Gilmer is currently ranked the third of 324 students in the senior class of St. Charles High School where she is a senior. She is recognized in the area of academic achievement and never earned less than an A in her first three years of high school with a cumulative GPA of 4.520. She earns Principal’s Honors and academic letters, and has been described by teachers as a “once in a lifetime student” and “a leader.” She is an accomplished musician, playing the piano, flute and violin. She has twice been selected to participate in the Junior All-State Band and has served as the Charles County Youth Orchestra concertmaster.
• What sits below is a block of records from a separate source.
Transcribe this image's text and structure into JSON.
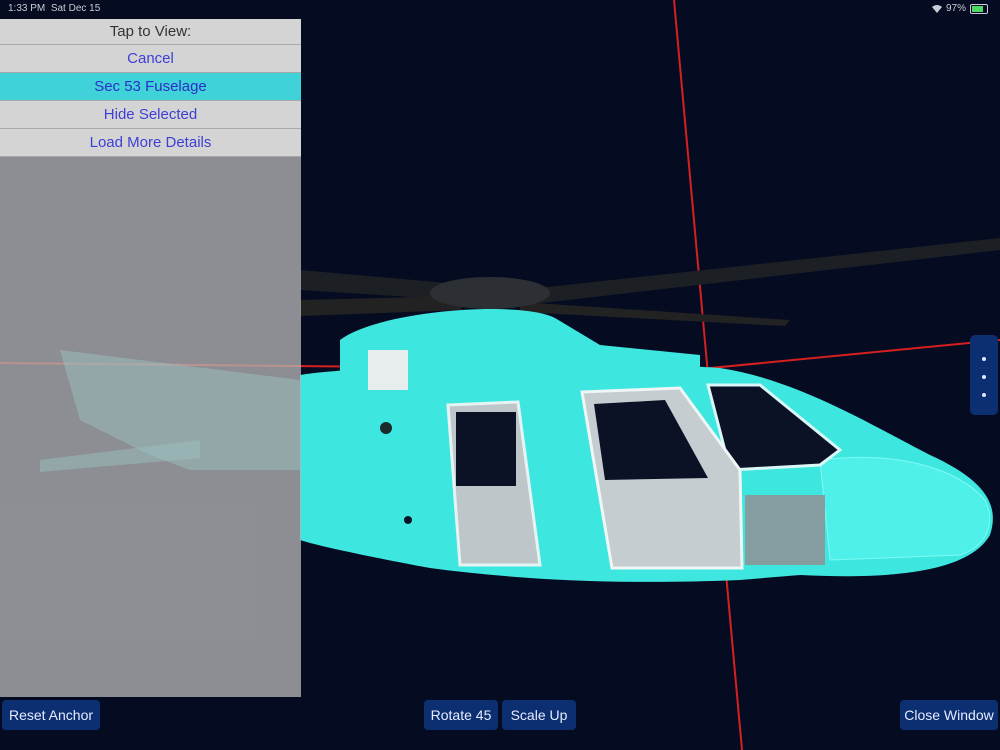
{
  "status_bar": {
    "time": "1:33 PM",
    "date": "Sat Dec 15",
    "battery": "97%"
  },
  "menu": {
    "header": "Tap to View:",
    "items": [
      {
        "label": "Cancel",
        "selected": false
      },
      {
        "label": "Sec 53 Fuselage",
        "selected": true
      },
      {
        "label": "Hide Selected",
        "selected": false
      },
      {
        "label": "Load More Details",
        "selected": false
      }
    ]
  },
  "buttons": {
    "reset_anchor": "Reset Anchor",
    "rotate": "Rotate 45",
    "scale_up": "Scale Up",
    "close_window": "Close Window"
  },
  "colors": {
    "background": "#050c21",
    "fuselage": "#3ee6e0",
    "button": "#0c2f72",
    "selected_item": "#3fd3d9",
    "axis": "#d61f1f"
  }
}
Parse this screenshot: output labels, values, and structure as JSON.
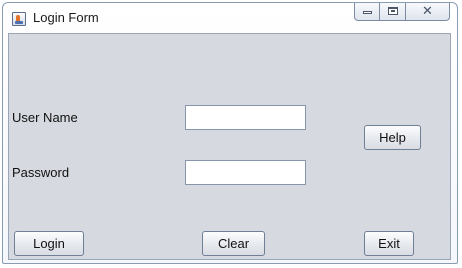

She is a member of St. Charles’ We the People team, National Honor Society and the Red Cross Club. Outside of school, Gilmer volunteers in the community working with the Charles County Public Library to create learning activities for young children. At the University of Maryland, Charles Regional Medical Center, she maintains records and assists patients. Gilmer is one of 7,500 nationwide semifinalists for the National Merit Scholarship. After receiving acceptance offers from many Ivy League schools, Gilmer will attend Harvard University with plans to major in neuroscience. “She has set the standard for her peers,” St. Charles Principal Richard Conley said.
Charles County Public Schools provides 27,000 students in grades prekindergarten through 12 with an academically challenging education. Located in Southern Maryland, Charles County Public Schools has 37 schools that offer a technologically advanced, progressive and high quality education that builds character, equips for leadership and prepares students for life, careers and higher education.
The Charles County public school system does not discriminate on the basis of race, color, religion, national origin, sex, sexual orientation, gender identity, age or disability in its programs, activities or employment practices. For inquiries, please contact Kathy Kiessling, Title IX/ADA/Section 504 Coordinator (students) or Nikial M. Majors, Title IX/ADA/Section 504 Coordinator (employees/ adults), at Charles County Public Schools, Jesse L. Starkey Administration Building, P.O. Box 2770, La Plata, MD 20646; 301-932-6610/301-870-3814. For special accommodations call 301-934-7230 or TDD 1-800-735-2258 two weeks prior to the event.
CCPS provides nondiscriminatory equal access to school facilities in accordance with its Use of Facilities rules to designated youth groups (including, but not limited to, the Boy Scouts).